## Exercise instructions
As you reproduce every line below, keep it exactly as written and leave out the images.

## The input
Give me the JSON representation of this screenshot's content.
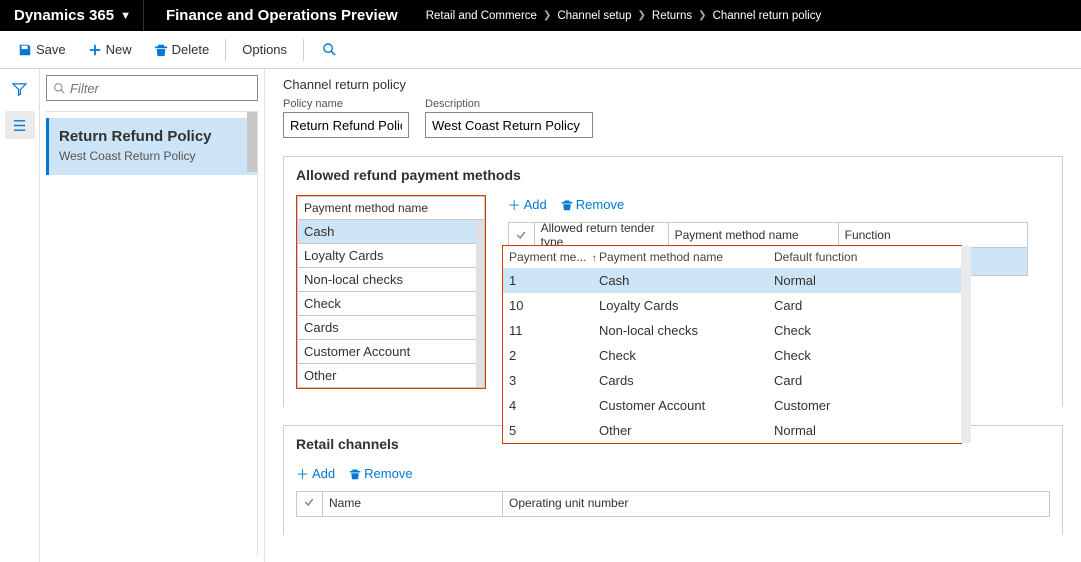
{
  "topbar": {
    "brand": "Dynamics 365",
    "subtitle": "Finance and Operations Preview",
    "breadcrumbs": [
      "Retail and Commerce",
      "Channel setup",
      "Returns",
      "Channel return policy"
    ]
  },
  "cmdbar": {
    "save": "Save",
    "new": "New",
    "delete": "Delete",
    "options": "Options"
  },
  "leftpane": {
    "filter_placeholder": "Filter",
    "card_title": "Return Refund Policy",
    "card_sub": "West Coast Return Policy"
  },
  "page": {
    "title": "Channel return policy",
    "policy_name_label": "Policy name",
    "policy_name_value": "Return Refund Policy",
    "description_label": "Description",
    "description_value": "West Coast Return Policy"
  },
  "section_allowed": {
    "title": "Allowed refund payment methods",
    "pm_header": "Payment method name",
    "pm_items": [
      "Cash",
      "Loyalty Cards",
      "Non-local checks",
      "Check",
      "Cards",
      "Customer Account",
      "Other"
    ],
    "add": "Add",
    "remove": "Remove",
    "grid_headers": {
      "c1": "Allowed return tender type",
      "c2": "Payment method name",
      "c3": "Function"
    },
    "editrow_function": "Normal",
    "dd_headers": {
      "h1": "Payment me...",
      "h2": "Payment method name",
      "h3": "Default function"
    },
    "dd_rows": [
      {
        "num": "1",
        "name": "Cash",
        "fn": "Normal"
      },
      {
        "num": "10",
        "name": "Loyalty Cards",
        "fn": "Card"
      },
      {
        "num": "11",
        "name": "Non-local checks",
        "fn": "Check"
      },
      {
        "num": "2",
        "name": "Check",
        "fn": "Check"
      },
      {
        "num": "3",
        "name": "Cards",
        "fn": "Card"
      },
      {
        "num": "4",
        "name": "Customer Account",
        "fn": "Customer"
      },
      {
        "num": "5",
        "name": "Other",
        "fn": "Normal"
      }
    ]
  },
  "section_channels": {
    "title": "Retail channels",
    "add": "Add",
    "remove": "Remove",
    "headers": {
      "name": "Name",
      "oun": "Operating unit number"
    }
  }
}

## Answer to the problem
Give me the JSON representation of this screenshot's content.
{
  "topbar": {
    "brand": "Dynamics 365",
    "subtitle": "Finance and Operations Preview",
    "breadcrumbs": [
      "Retail and Commerce",
      "Channel setup",
      "Returns",
      "Channel return policy"
    ]
  },
  "cmdbar": {
    "save": "Save",
    "new": "New",
    "delete": "Delete",
    "options": "Options"
  },
  "leftpane": {
    "filter_placeholder": "Filter",
    "card_title": "Return Refund Policy",
    "card_sub": "West Coast Return Policy"
  },
  "page": {
    "title": "Channel return policy",
    "policy_name_label": "Policy name",
    "policy_name_value": "Return Refund Policy",
    "description_label": "Description",
    "description_value": "West Coast Return Policy"
  },
  "section_allowed": {
    "title": "Allowed refund payment methods",
    "pm_header": "Payment method name",
    "pm_items": [
      "Cash",
      "Loyalty Cards",
      "Non-local checks",
      "Check",
      "Cards",
      "Customer Account",
      "Other"
    ],
    "add": "Add",
    "remove": "Remove",
    "grid_headers": {
      "c1": "Allowed return tender type",
      "c2": "Payment method name",
      "c3": "Function"
    },
    "editrow_function": "Normal",
    "dd_headers": {
      "h1": "Payment me...",
      "h2": "Payment method name",
      "h3": "Default function"
    },
    "dd_rows": [
      {
        "num": "1",
        "name": "Cash",
        "fn": "Normal"
      },
      {
        "num": "10",
        "name": "Loyalty Cards",
        "fn": "Card"
      },
      {
        "num": "11",
        "name": "Non-local checks",
        "fn": "Check"
      },
      {
        "num": "2",
        "name": "Check",
        "fn": "Check"
      },
      {
        "num": "3",
        "name": "Cards",
        "fn": "Card"
      },
      {
        "num": "4",
        "name": "Customer Account",
        "fn": "Customer"
      },
      {
        "num": "5",
        "name": "Other",
        "fn": "Normal"
      }
    ]
  },
  "section_channels": {
    "title": "Retail channels",
    "add": "Add",
    "remove": "Remove",
    "headers": {
      "name": "Name",
      "oun": "Operating unit number"
    }
  }
}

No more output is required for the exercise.